- _Problem_
The word "value" marks the lines you need; copy each of them from the data.

- _Stored data_
****

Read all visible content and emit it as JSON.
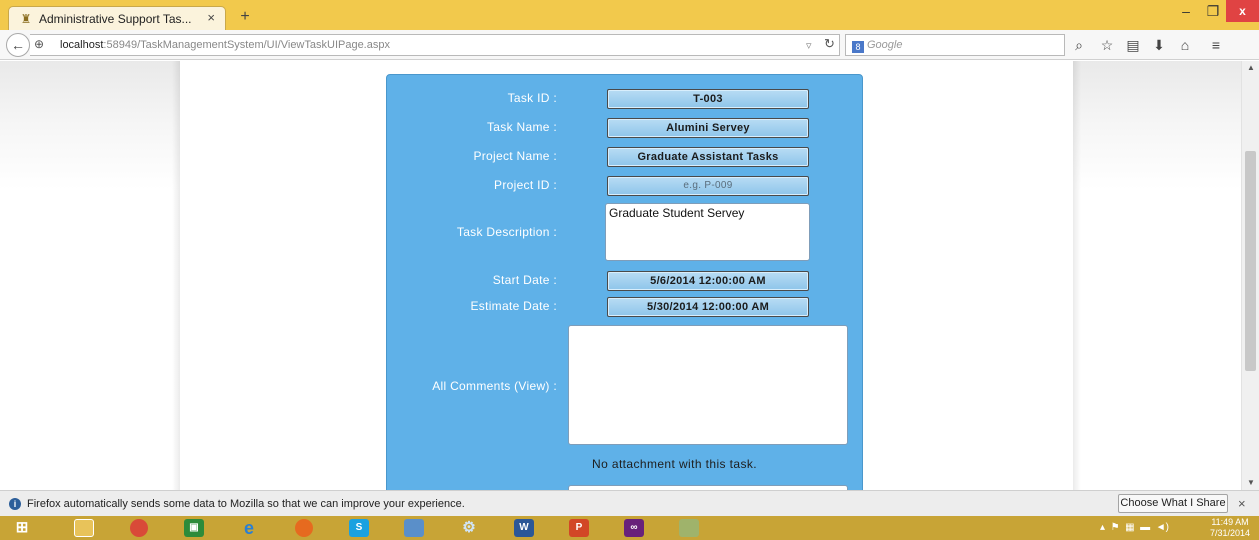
{
  "browser": {
    "tab_title": "Administrative Support Tas...",
    "tab_close": "×",
    "new_tab": "+",
    "url_host": "localhost",
    "url_path": ":58949/TaskManagementSystem/UI/ViewTaskUIPage.aspx",
    "search_engine_badge": "8",
    "search_placeholder": "Google",
    "window_min": "–",
    "window_max": "❐",
    "window_close": "x"
  },
  "form": {
    "task_id": {
      "label": "Task ID :",
      "value": "T-003"
    },
    "task_name": {
      "label": "Task Name :",
      "value": "Alumini Servey"
    },
    "project_name": {
      "label": "Project Name :",
      "value": "Graduate Assistant Tasks"
    },
    "project_id": {
      "label": "Project ID :",
      "placeholder": "e.g. P-009"
    },
    "task_description": {
      "label": "Task Description :",
      "value": "Graduate Student Servey"
    },
    "start_date": {
      "label": "Start Date :",
      "value": "5/6/2014 12:00:00 AM"
    },
    "estimate_date": {
      "label": "Estimate Date :",
      "value": "5/30/2014 12:00:00 AM"
    },
    "all_comments": {
      "label": "All Comments (View) :",
      "value": ""
    },
    "attachment_note": "No attachment with this task."
  },
  "notification": {
    "message": "Firefox automatically sends some data to Mozilla so that we can improve your experience.",
    "button_label": "Choose What I Share",
    "close": "×"
  },
  "taskbar": {
    "apps": [
      "start",
      "file-explorer",
      "chrome",
      "store",
      "internet-explorer",
      "firefox",
      "skype",
      "remote-desktop",
      "settings",
      "word",
      "powerpoint",
      "visual-studio",
      "paint"
    ],
    "clock_time": "11:49 AM",
    "clock_date": "7/31/2014"
  },
  "colors": {
    "panel": "#5fb1e8",
    "tabbar": "#f2c94c",
    "taskbar": "#c8a436"
  }
}
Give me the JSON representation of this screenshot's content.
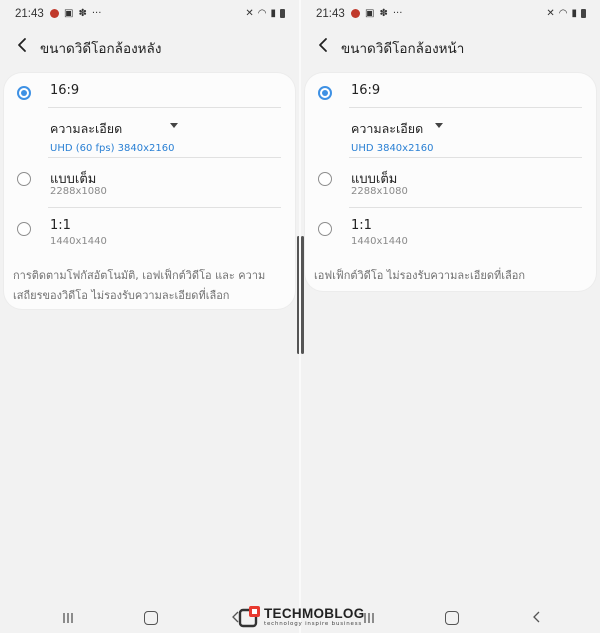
{
  "status": {
    "time": "21:43",
    "dots": "···"
  },
  "left": {
    "title": "ขนาดวิดีโอกล้องหลัง",
    "options": [
      {
        "label": "16:9",
        "selected": true
      },
      {
        "label": "แบบเต็ม",
        "sub": "2288x1080"
      },
      {
        "label": "1:1",
        "sub": "1440x1440"
      }
    ],
    "resolution": {
      "label": "ความละเอียด",
      "value": "UHD (60 fps) 3840x2160"
    },
    "note": "การติดตามโฟกัสอัตโนมัติ, เอฟเฟ็กต์วิดีโอ และ ความเสถียรของวิดีโอ ไม่รองรับความละเอียดที่เลือก"
  },
  "right": {
    "title": "ขนาดวิดีโอกล้องหน้า",
    "options": [
      {
        "label": "16:9",
        "selected": true
      },
      {
        "label": "แบบเต็ม",
        "sub": "2288x1080"
      },
      {
        "label": "1:1",
        "sub": "1440x1440"
      }
    ],
    "resolution": {
      "label": "ความละเอียด",
      "value": "UHD 3840x2160"
    },
    "note": "เอฟเฟ็กต์วิดีโอ ไม่รองรับความละเอียดที่เลือก"
  },
  "watermark": {
    "brand": "TECHMOBLOG",
    "tagline": "technology inspire business"
  },
  "colors": {
    "accent": "#3e91e4",
    "link": "#2a80d4",
    "background": "#f2f2f2",
    "card": "#fcfcfc"
  }
}
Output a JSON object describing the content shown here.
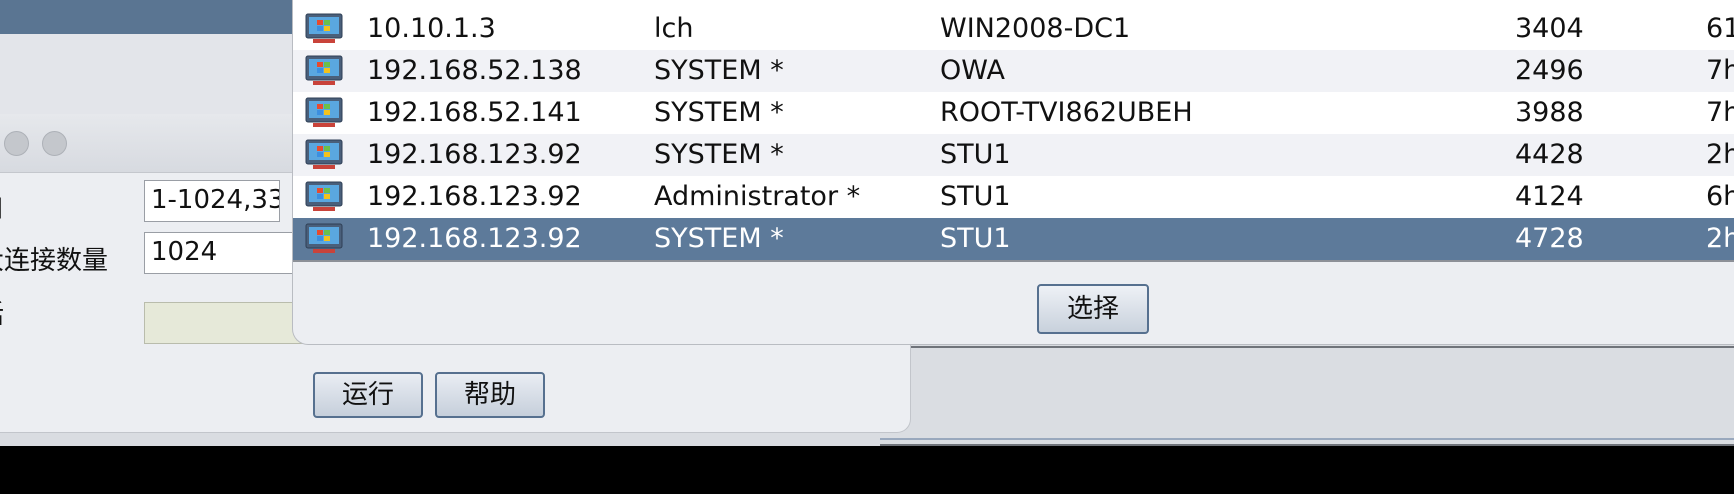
{
  "scan_dialog": {
    "fields": [
      {
        "label": "口",
        "value": "1-1024,33"
      },
      {
        "label": "大连接数量",
        "value": "1024"
      },
      {
        "label": "话",
        "value": ""
      }
    ],
    "buttons": {
      "run": "运行",
      "help": "帮助"
    }
  },
  "session_picker": {
    "rows": [
      {
        "address": "10.10.1.3",
        "user": "lch",
        "computer": "WIN2008-DC1",
        "pid": "3404",
        "last": "61",
        "selected": false
      },
      {
        "address": "192.168.52.138",
        "user": "SYSTEM *",
        "computer": "OWA",
        "pid": "2496",
        "last": "7h",
        "selected": false
      },
      {
        "address": "192.168.52.141",
        "user": "SYSTEM *",
        "computer": "ROOT-TVI862UBEH",
        "pid": "3988",
        "last": "7h",
        "selected": false
      },
      {
        "address": "192.168.123.92",
        "user": "SYSTEM *",
        "computer": "STU1",
        "pid": "4428",
        "last": "2h",
        "selected": false
      },
      {
        "address": "192.168.123.92",
        "user": "Administrator *",
        "computer": "STU1",
        "pid": "4124",
        "last": "6h",
        "selected": false
      },
      {
        "address": "192.168.123.92",
        "user": "SYSTEM *",
        "computer": "STU1",
        "pid": "4728",
        "last": "2h",
        "selected": true
      }
    ],
    "choose_label": "选择"
  },
  "colors": {
    "selection": "#5d7a9a",
    "button_border": "#56708f",
    "title_strip": "#5a7592"
  },
  "icons": {
    "row_icon": "windows-monitor-icon",
    "window_controls": "traffic-light-icon"
  }
}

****

- _Response_
      "value": "T-003"
      "value": "Alumini Servey"
      "value": "Graduate Assistant Tasks"
      "value": "Graduate Student Servey"
      "value": "5/6/2014 12:00:00 AM"
      "value": "5/30/2014 12:00:00 AM"
      "value": ""
      "value": "UHD (60 fps) 3840x2160"
      "value": "UHD 3840x2160"
        "value": "1-1024,33"
        "value": "1024"
        "value": ""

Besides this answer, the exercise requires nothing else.